1. Employment Allowance
Each employer is entitled to reduce its employers NI by up to £3,000 from 6 April 2016. The rules are changing that will restrict its use where there is only one employee, but for those limited company contractors with more than one employee, the allowance remains available. You can find out more about the Allowance here.
As an umbrella company has many employees there is little scope for umbrella workers to benefit from the allowance.
2. Flat Rate Vat Scheme
The flat rate VAT scheme is available to limited company contractors and is a simple way to account for VAT whilst also providing a positive additional contribution to the income of the company. Umbrella companies cannot benefit from the flat rate.
Umbrella workers are paid all their available income and therefore suffer the highest level of income tax and NI. Limited company contractors are able to defer taking surplus income from their company and avoid paying higher rates of income tax. This can be extremely valuable where you earn significantly more than you need to spend on a day to day basis and increases the net of tax amount available for investment.

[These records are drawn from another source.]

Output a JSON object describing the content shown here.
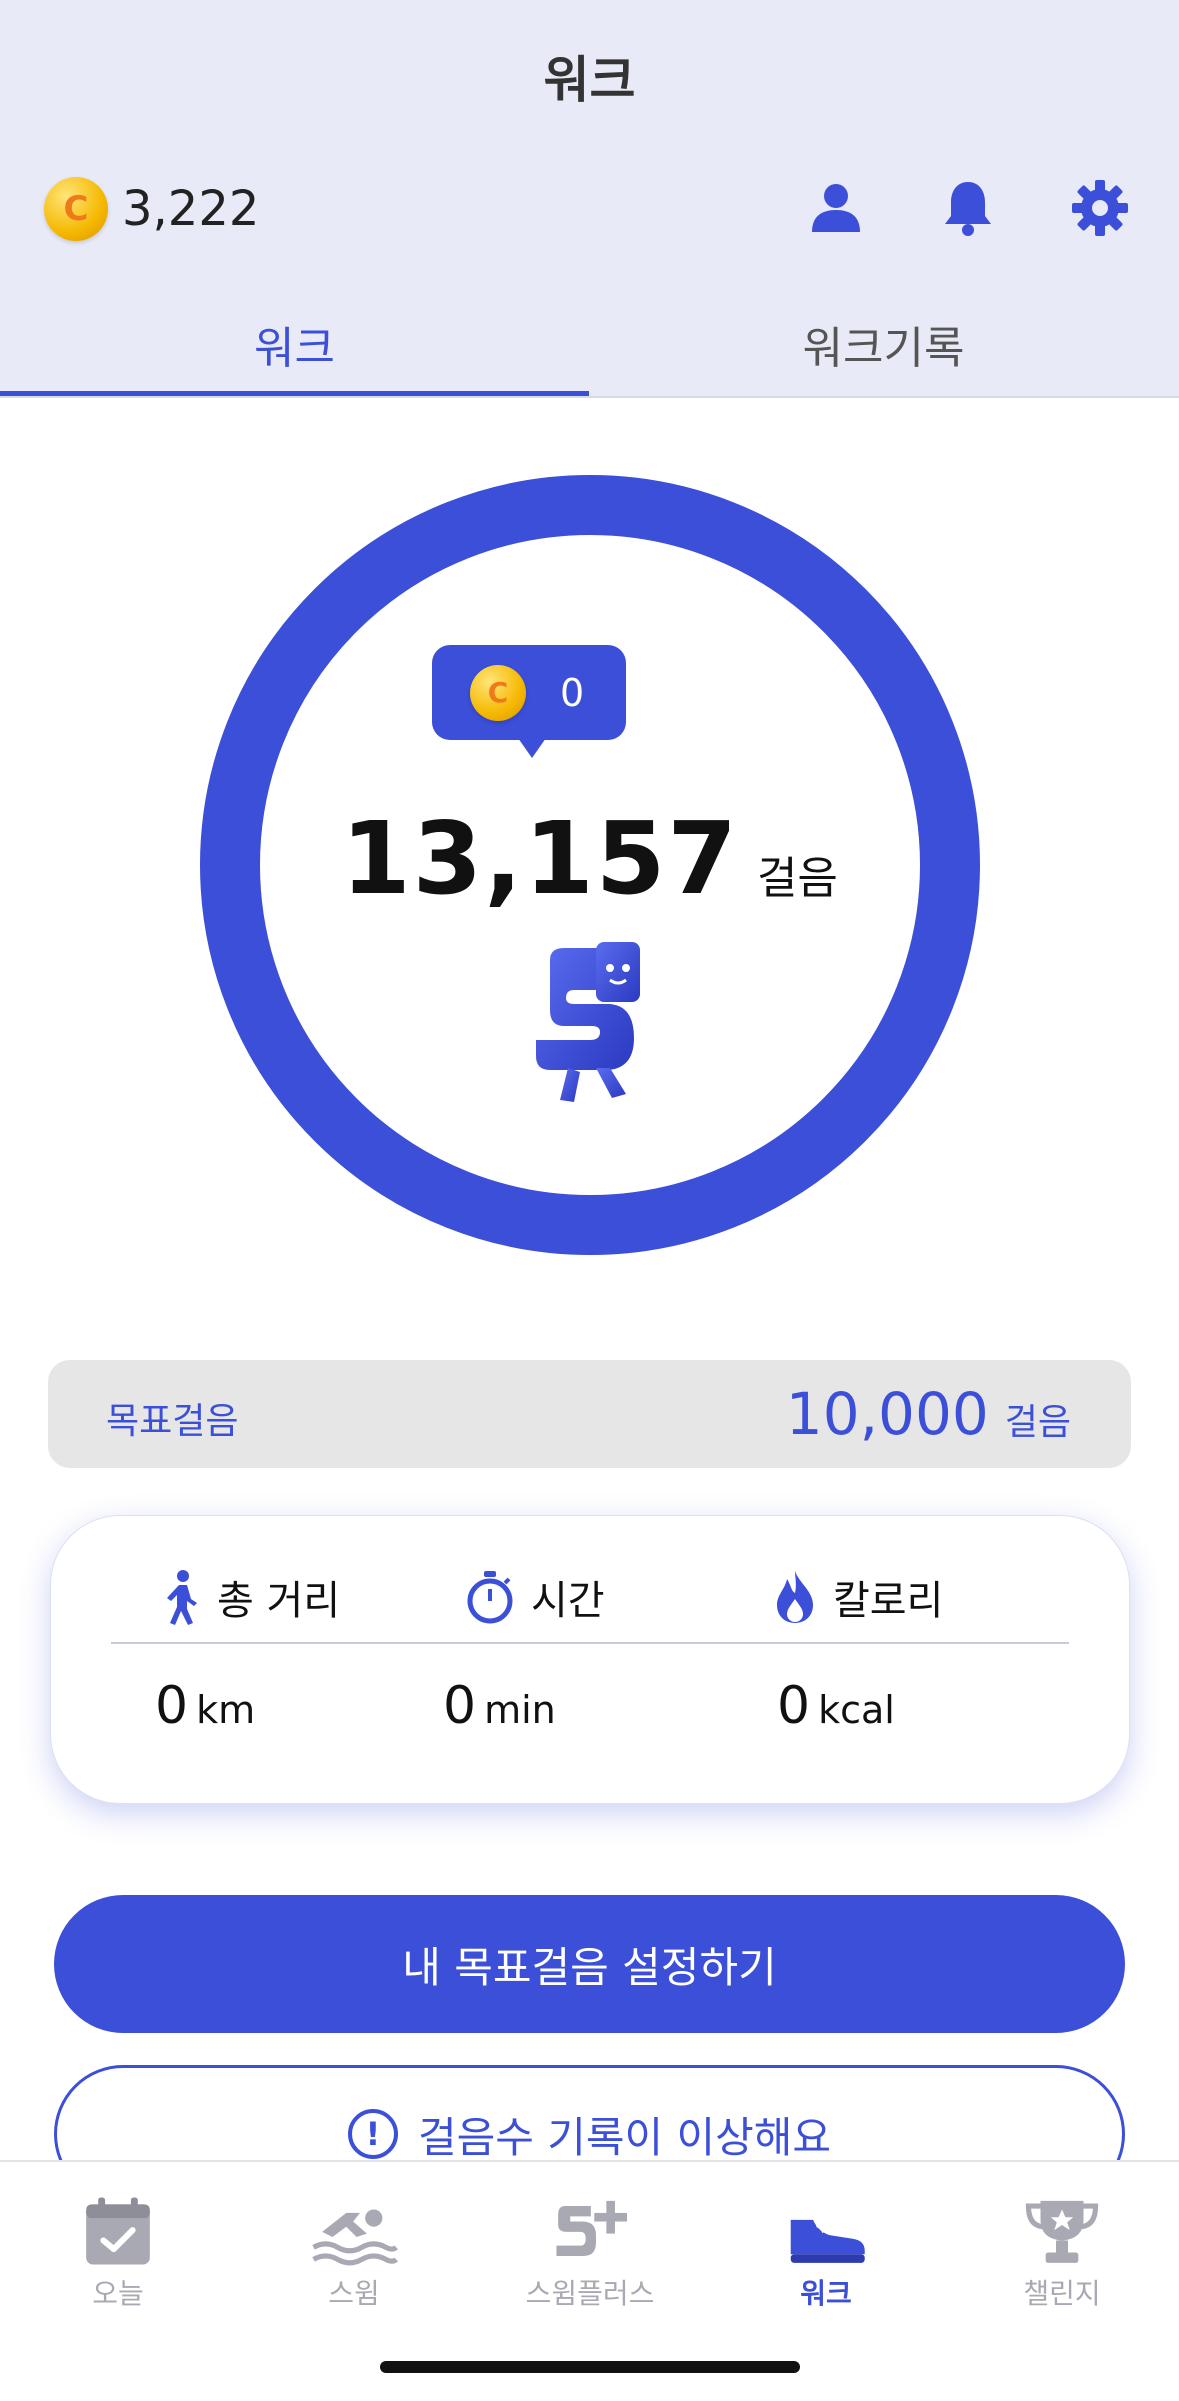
{
  "header": {
    "title": "워크",
    "coin_balance": "3,222",
    "icons": [
      "profile-icon",
      "bell-icon",
      "gear-icon"
    ]
  },
  "tabs": [
    {
      "label": "워크",
      "active": true
    },
    {
      "label": "워크기록",
      "active": false
    }
  ],
  "ring": {
    "earned_coins": "0",
    "steps": "13,157",
    "steps_unit": "걸음"
  },
  "goal": {
    "label": "목표걸음",
    "value": "10,000",
    "unit": "걸음"
  },
  "stats": {
    "distance": {
      "label": "총 거리",
      "value": "0",
      "unit": "km",
      "icon": "walk-icon"
    },
    "time": {
      "label": "시간",
      "value": "0",
      "unit": "min",
      "icon": "stopwatch-icon"
    },
    "calories": {
      "label": "칼로리",
      "value": "0",
      "unit": "kcal",
      "icon": "flame-icon"
    }
  },
  "buttons": {
    "set_goal": "내 목표걸음 설정하기",
    "report_issue": "걸음수 기록이 이상해요"
  },
  "bottom_nav": [
    {
      "label": "오늘",
      "icon": "calendar-check-icon",
      "active": false
    },
    {
      "label": "스윔",
      "icon": "swimmer-icon",
      "active": false
    },
    {
      "label": "스윔플러스",
      "icon": "s-plus-icon",
      "active": false
    },
    {
      "label": "워크",
      "icon": "shoe-icon",
      "active": true
    },
    {
      "label": "챌린지",
      "icon": "trophy-icon",
      "active": false
    }
  ],
  "colors": {
    "accent": "#3B4FD8",
    "header_bg": "#E8EAF7",
    "inactive": "#A9A9B3"
  }
}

As the owner and manager of the company a limited company contractor is able to make decisions about income and expenses that suit their individual requirements. This may mean more flexible pension arrangements, making investments in the company rather than personally, and incurring tax advantaged benefit arrangements. Overall, having control over your finances is a significant advantage over the rigidity of the umbrella alternative.
4. Spouse wages
The opportunities to pay your spouse to help administer the company and to absorb unused personal allowances should not be ignored. Caution is required that their pay is reasonable and they should actually undertake some work, but the company will receive tax relief for the cost whilst, within the personal allowance, no income tax is incurred.
Visit our handy comparison limited vs. umbrella table which describes the main elements each business structure provides.
Read our overview of the new dividend tax regime, which takes effect from 6th April 2016